In an era when many California schools have eliminated practical, hands-on ‘shop’ courses, the San Francisco Maritime National Park Association has been quietly offering boatbuilding courses to disadvantaged youth for the past five years, that teach marketable skills, build self-esteem, and sometimes give participants a whole new direction in life.
Last week the tangible result of the Association’s current Boat Building Program was launched at San Francisco’s Aquatic Park, adjacent to the nonprofit’s facility at Hyde Street Pier. The carefully crafted, John Atkin-designed skiff is a thing of beauty from stem to stern, which every young apprentice can be proud of. Named Edna, she will be put into service aboard the 82-ft sail training schooner Seaward.

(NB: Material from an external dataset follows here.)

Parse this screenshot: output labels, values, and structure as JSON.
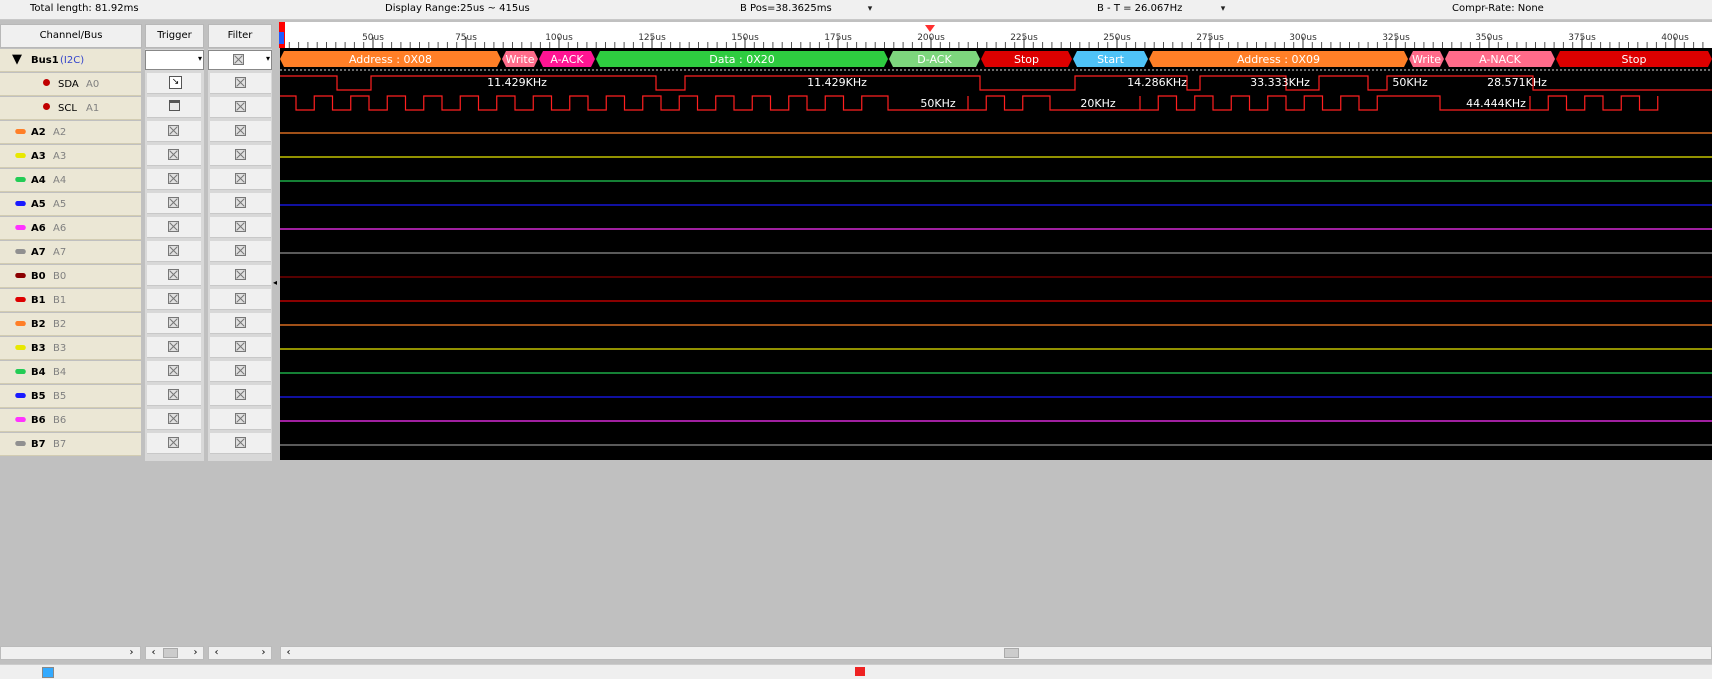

During each eight-week training session, students from diverse racial and socio-economic backgrounds become totally immersed in the boatbuilding process, experiencing every step, from measuring and cutting the structural hull elements to assembly, painting and varnishing. According to the program’s director, Seth Muir, those who complete their stint with him graduate high school at a higher rate than their peers, and some program graduates have been inspired to attend Cal Maritime in pursuit of professional maritime careers. To learn more about the Maritime National Park and this program, check out the website, or contact Seth by email. And if you’d like to own one of these hand-built skiffs, were certain that Seth will be happy to take your order.

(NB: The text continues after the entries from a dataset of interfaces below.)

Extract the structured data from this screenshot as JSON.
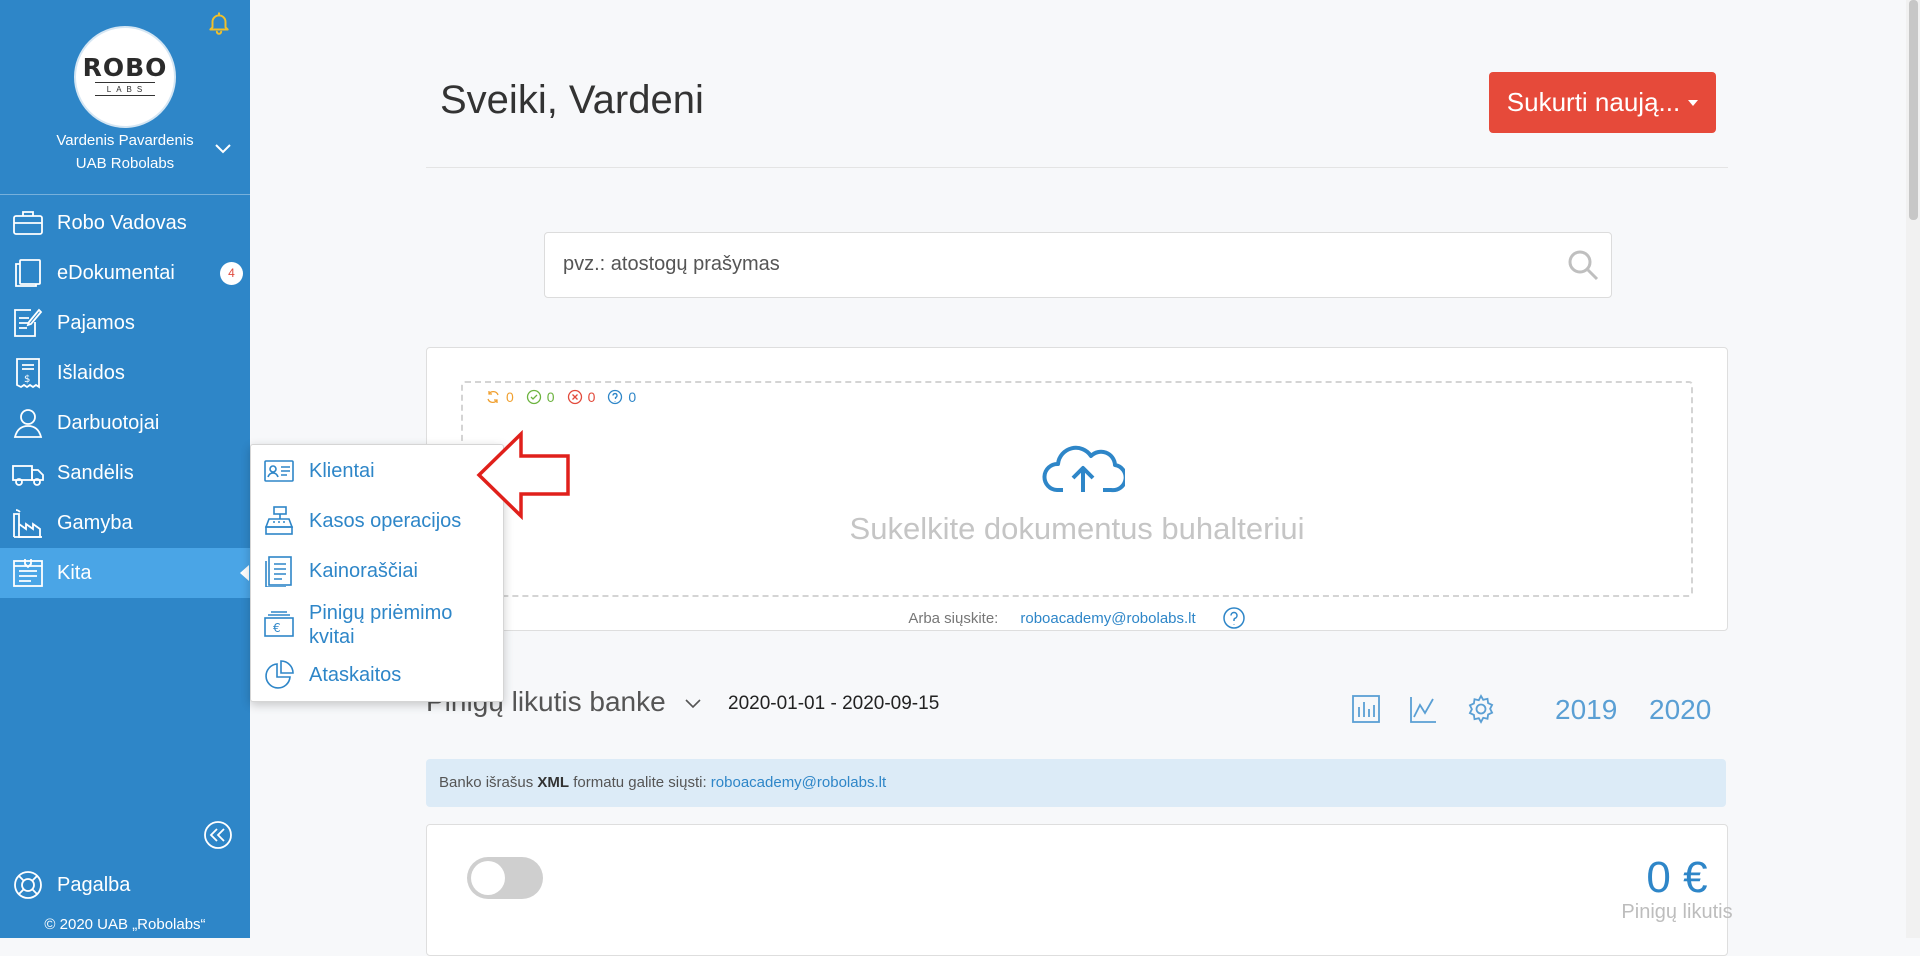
{
  "sidebar": {
    "logo": {
      "top": "ROBO",
      "bottom": "LABS"
    },
    "user_name": "Vardenis Pavardenis",
    "company": "UAB Robolabs",
    "items": [
      {
        "label": "Robo Vadovas",
        "icon": "briefcase-icon"
      },
      {
        "label": "eDokumentai",
        "icon": "documents-icon",
        "badge": "4"
      },
      {
        "label": "Pajamos",
        "icon": "invoice-edit-icon"
      },
      {
        "label": "Išlaidos",
        "icon": "receipt-icon"
      },
      {
        "label": "Darbuotojai",
        "icon": "person-icon"
      },
      {
        "label": "Sandėlis",
        "icon": "truck-icon"
      },
      {
        "label": "Gamyba",
        "icon": "factory-icon"
      },
      {
        "label": "Kita",
        "icon": "tray-icon",
        "active": true
      }
    ],
    "help": "Pagalba",
    "copyright": "© 2020 UAB „Robolabs“"
  },
  "header": {
    "greeting": "Sveiki, Vardeni",
    "create_button": "Sukurti naują..."
  },
  "search": {
    "placeholder": "pvz.: atostogų prašymas"
  },
  "upload": {
    "stats": [
      {
        "icon": "sync-icon",
        "value": "0",
        "color": "#f0a030"
      },
      {
        "icon": "check-circle-icon",
        "value": "0",
        "color": "#6cb33f"
      },
      {
        "icon": "x-circle-icon",
        "value": "0",
        "color": "#e24a3b"
      },
      {
        "icon": "question-circle-icon",
        "value": "0",
        "color": "#2e86c8"
      }
    ],
    "prompt": "Sukelkite dokumentus buhalteriui",
    "email_prefix": "Arba siųskite:",
    "email": "roboacademy@robolabs.lt"
  },
  "popup_menu": {
    "items": [
      {
        "label": "Klientai",
        "icon": "contact-card-icon"
      },
      {
        "label": "Kasos operacijos",
        "icon": "cash-register-icon"
      },
      {
        "label": "Kainoraščiai",
        "icon": "price-list-icon"
      },
      {
        "label": "Pinigų priėmimo kvitai",
        "icon": "euro-receipt-icon"
      },
      {
        "label": "Ataskaitos",
        "icon": "pie-chart-icon"
      }
    ]
  },
  "balance": {
    "title": "Pinigų likutis banke",
    "date_range": "2020-01-01 - 2020-09-15",
    "years": [
      "2019",
      "2020"
    ],
    "info_prefix": "Banko išrašus",
    "info_bold": "XML",
    "info_middle": "formatu galite siųsti:",
    "info_email": "roboacademy@robolabs.lt",
    "value": "0 €",
    "label": "Pinigų likutis"
  },
  "colors": {
    "sidebar": "#2e86c8",
    "sidebar_active": "#4aa5e6",
    "accent_red": "#e64a3a",
    "link": "#2e86c8"
  }
}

Last Saturday, Canadians John Davidson, 65, and Jud Baker, 47, were rescued from their inflatable dinghy after Davidson’s 42-ft trimaran Trinity sank in rough weather about five miles off Costa Rica three days earlier. The friends, who were bound for Nicaragua, had started their cruise from Mexico, according to an interview with Davidson’s son, as a pre-retirement dream cruise. But the trip ended abruptly last Thursday when, according to reports from the pair, high seas ripped off one of Trinity‘s amas and her mast came down. Davidson and Baker apparently had just enough time to grab a handheld EPIRB and scramble into the boat’s 8-ft inflatable dinghy before Trinity went under. They immediately began paddling toward shore, but heavy conditions sent them farther offshore. At one point in their ordeal, the dinghy even flipped, but they were able to right it. The two spent three days drifting farther out to sea with no food, no water and no shelter. At one point Baker reports wondering if the EPIRB was even working. Luckily for them and their families, it was.

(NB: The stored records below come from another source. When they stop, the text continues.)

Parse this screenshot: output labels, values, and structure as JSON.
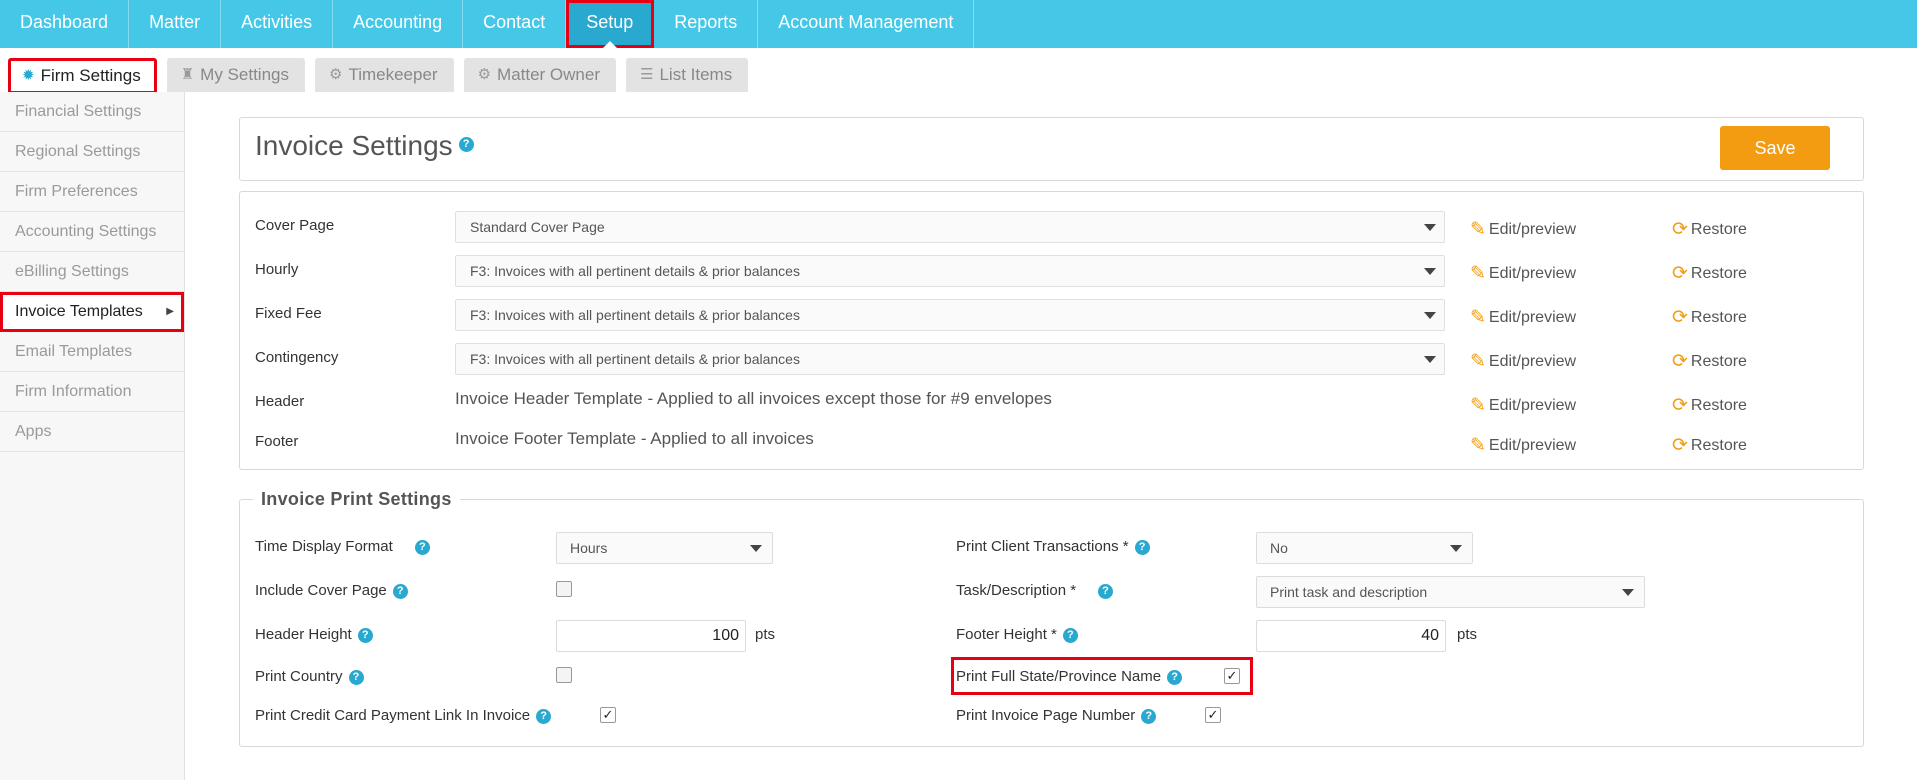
{
  "topnav": {
    "items": [
      {
        "label": "Dashboard"
      },
      {
        "label": "Matter"
      },
      {
        "label": "Activities"
      },
      {
        "label": "Accounting"
      },
      {
        "label": "Contact"
      },
      {
        "label": "Setup"
      },
      {
        "label": "Reports"
      },
      {
        "label": "Account Management"
      }
    ],
    "active": "Setup"
  },
  "subtabs": {
    "items": [
      {
        "label": "Firm Settings",
        "icon": "gear-badge-icon"
      },
      {
        "label": "My Settings",
        "icon": "person-icon"
      },
      {
        "label": "Timekeeper",
        "icon": "gears-icon"
      },
      {
        "label": "Matter Owner",
        "icon": "gear-icon"
      },
      {
        "label": "List Items",
        "icon": "list-icon"
      }
    ],
    "active": "Firm Settings"
  },
  "sidebar": {
    "items": [
      {
        "label": "Financial Settings"
      },
      {
        "label": "Regional Settings"
      },
      {
        "label": "Firm Preferences"
      },
      {
        "label": "Accounting Settings"
      },
      {
        "label": "eBilling Settings"
      },
      {
        "label": "Invoice Templates"
      },
      {
        "label": "Email Templates"
      },
      {
        "label": "Firm Information"
      },
      {
        "label": "Apps"
      }
    ],
    "active": "Invoice Templates"
  },
  "header": {
    "title": "Invoice Settings",
    "save_label": "Save"
  },
  "templates": {
    "edit_label": "Edit/preview",
    "restore_label": "Restore",
    "rows": [
      {
        "label": "Cover Page",
        "value": "Standard Cover Page",
        "type": "select"
      },
      {
        "label": "Hourly",
        "value": "F3: Invoices with all pertinent details & prior balances",
        "type": "select"
      },
      {
        "label": "Fixed Fee",
        "value": "F3: Invoices with all pertinent details & prior balances",
        "type": "select"
      },
      {
        "label": "Contingency",
        "value": "F3: Invoices with all pertinent details & prior balances",
        "type": "select"
      },
      {
        "label": "Header",
        "value": "Invoice Header Template - Applied to all invoices except those for #9 envelopes",
        "type": "text"
      },
      {
        "label": "Footer",
        "value": "Invoice Footer Template - Applied to all invoices",
        "type": "text"
      }
    ]
  },
  "print_settings": {
    "title": "Invoice Print Settings",
    "time_display_format": {
      "label": "Time Display Format",
      "value": "Hours"
    },
    "include_cover_page": {
      "label": "Include Cover Page",
      "checked": false
    },
    "header_height": {
      "label": "Header Height",
      "value": "100",
      "unit": "pts"
    },
    "print_country": {
      "label": "Print Country",
      "checked": false
    },
    "print_credit_card_link": {
      "label": "Print Credit Card Payment Link In Invoice",
      "checked": true
    },
    "print_client_transactions": {
      "label": "Print Client Transactions *",
      "value": "No"
    },
    "task_description": {
      "label": "Task/Description *",
      "value": "Print task and description"
    },
    "footer_height": {
      "label": "Footer Height *",
      "value": "40",
      "unit": "pts"
    },
    "print_full_state": {
      "label": "Print Full State/Province Name",
      "checked": true
    },
    "print_invoice_page_number": {
      "label": "Print Invoice Page Number",
      "checked": true
    }
  },
  "colors": {
    "nav_bg": "#45c8e8",
    "nav_active": "#29a9cf",
    "accent_orange": "#f39c12",
    "highlight_red": "#e60012"
  }
}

After receiving the EPIRB signal on Thursday afternoon, the Coast Guard coordinated with a U.S. Navy P-3 Orion to fly over the area, but by that time, night had fallen so the crew was unable to spot the dinghy. It took two more days of searching, but a USCG C-130 finally pinpointed the signal around 10:35 Saturday morning. Initially, the plane’s crew reported that, while they could see two people in the dinghy, neither was moving. On the second pass, the now-delirious castaways realized the noise they heard was a plane and started waving their paddles. The 695-ft car carrier — one of the largest ever built — Sunbelt Spirit had already changed course toward the area and arrived about 30 minutes after the dinghy was spotted. The ship’s crew helped Davidson and Baker aboard, where they were treated for dehydration, sunburn and severely blistered hands from countless hours of rowing. Baker was able to fly home this week since he’d been able to grab his passport before jumping ship, but Davidson is still waiting for a replacement passport. We suspect this will be a particularly memorable holiday season for them and their families.
Sadly, two Polish brothers — Marek and Pawel Radwanski — were lost in the Beagle Channel’s Sloggett Bay on Monday when their 59-ft steel boat Nashachata was swept onto the rocks after losing engine power and being dismasted. Nashachata was returning to Ushuaia, Argentina from a trip to Antarctica when a hurricane-force storm hit. Five remaining crewmembers were able to make it ashore and were later rescued.
"Please cancel the online and printed ads for my Olson 25," wrote Jim Lewis recently. "You folks posted the ad on your website late in the afternoon on October 26. I got a call about the boat a few hours later and sold it that evening. Latitude‘s Classy Classifieds rock!"
Our online submission form makes placing your own Classy Classified practically painless. Not only will your ad go in the next issue of Latitude 38 (if received by the deadline, which is tomorrow for the January issue), but it will also go live on our website within two business days — usually much sooner. You can even place a free online-only ad for gear and boats that cost less than $1,000! The best part of it all is that Classy Classifieds are proven to attract qualified buyers — just ask Jim.